Carol’s point is that this lack of consensus has led to the creation of overlapping requirements and rules that do nothing but hamper the level of innovation within the industry. They are expensive, time consuming and prohibitive for the United States. There is also the risks of enforcement actions and investigations that drives many away from the industry.
What Is The Solution?
As a solution to these problems, Goforth suggested a paradigm shift. She said that the United States will is not likely to set a limit for industry jurisdiction of the bodies mentioned above because they want to consolidate regulatory power. Rather than creating an entirely new body to regulate the cryptocurrency industry, legislators will leave the current regulators of typical financial markets in charge. This is because they believe these ones have the necessary expertise to regulate the industry. Since the courts have given approval, things may not change for now.

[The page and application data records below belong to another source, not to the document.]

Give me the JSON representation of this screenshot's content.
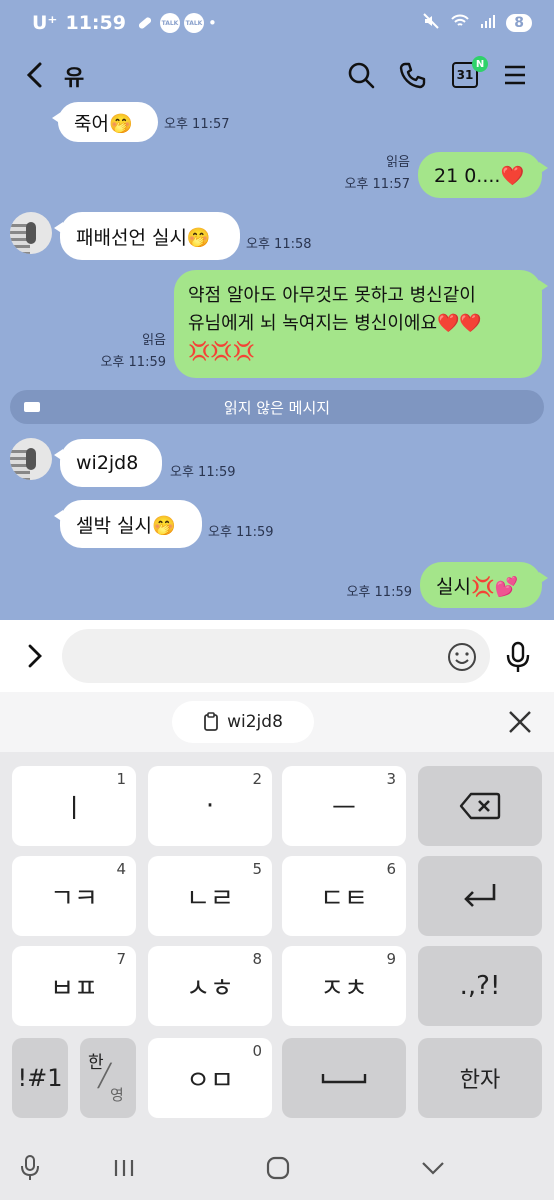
{
  "status": {
    "carrier": "U⁺",
    "time": "11:59",
    "talk_badge": "TALK",
    "battery": "8"
  },
  "header": {
    "title": "유",
    "calendar_day": "31",
    "calendar_badge": "N"
  },
  "messages": [
    {
      "side": "in",
      "text": "죽어🤭",
      "time": "오후 11:57"
    },
    {
      "side": "out",
      "read": "읽음",
      "time": "오후 11:57",
      "text": "21 0....❤️"
    },
    {
      "side": "in",
      "text": "패배선언 실시🤭",
      "time": "오후 11:58"
    },
    {
      "side": "out",
      "read": "읽음",
      "time": "오후 11:59",
      "line1": "약점 알아도 아무것도 못하고 병신같이",
      "line2": "유님에게 뇌 녹여지는 병신이에요❤️❤️",
      "line3": "💢💢💢"
    },
    {
      "side": "in",
      "text": "wi2jd8",
      "time": "오후 11:59"
    },
    {
      "side": "in",
      "text": "셀박 실시🤭",
      "time": "오후 11:59"
    },
    {
      "side": "out",
      "time": "오후 11:59",
      "text": "실시💢💕"
    }
  ],
  "unread_divider": "읽지 않은 메시지",
  "input": {
    "placeholder": ""
  },
  "clipboard": {
    "chip_text": "wi2jd8"
  },
  "keyboard": {
    "rows": [
      [
        {
          "label": "ㅣ",
          "num": "1"
        },
        {
          "label": "·",
          "num": "2"
        },
        {
          "label": "ㅡ",
          "num": "3"
        }
      ],
      [
        {
          "label": "ㄱㅋ",
          "num": "4"
        },
        {
          "label": "ㄴㄹ",
          "num": "5"
        },
        {
          "label": "ㄷㅌ",
          "num": "6"
        }
      ],
      [
        {
          "label": "ㅂㅍ",
          "num": "7"
        },
        {
          "label": "ㅅㅎ",
          "num": "8"
        },
        {
          "label": "ㅈㅊ",
          "num": "9"
        }
      ]
    ],
    "punct": ".,?!",
    "symbols": "!#1",
    "lang_top": "한",
    "lang_bottom": "영",
    "zero_label": "ㅇㅁ",
    "zero_num": "0",
    "hanja": "한자"
  }
}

So, how can these agencies regulate the cryptocurrency industry without hindering innovation? Well, one easy solution will be for all the bodies that currently have a say in cryptocurrency affairs to come together and make an effort to coordinate regulatory oversight and enforcement based on a nuanced approach. In her words:
“For a change in perspective to occur, a paradigm shift is needed. These bodies need to move away from seeing cryptocurrencies as one kind of asset or the other because, in reality, it isn’t a single kind of asset. When regulators in the United States realize this, they will be able to do something beneficial before it is too late.”
As long as there is no single, clear and favorable framework for the cryptocurrency industry, development will be stunted. Innovators and institutional investors will not want to penetrate an industry that doesn’t have a single definition but is being regulated as different things by different bodies.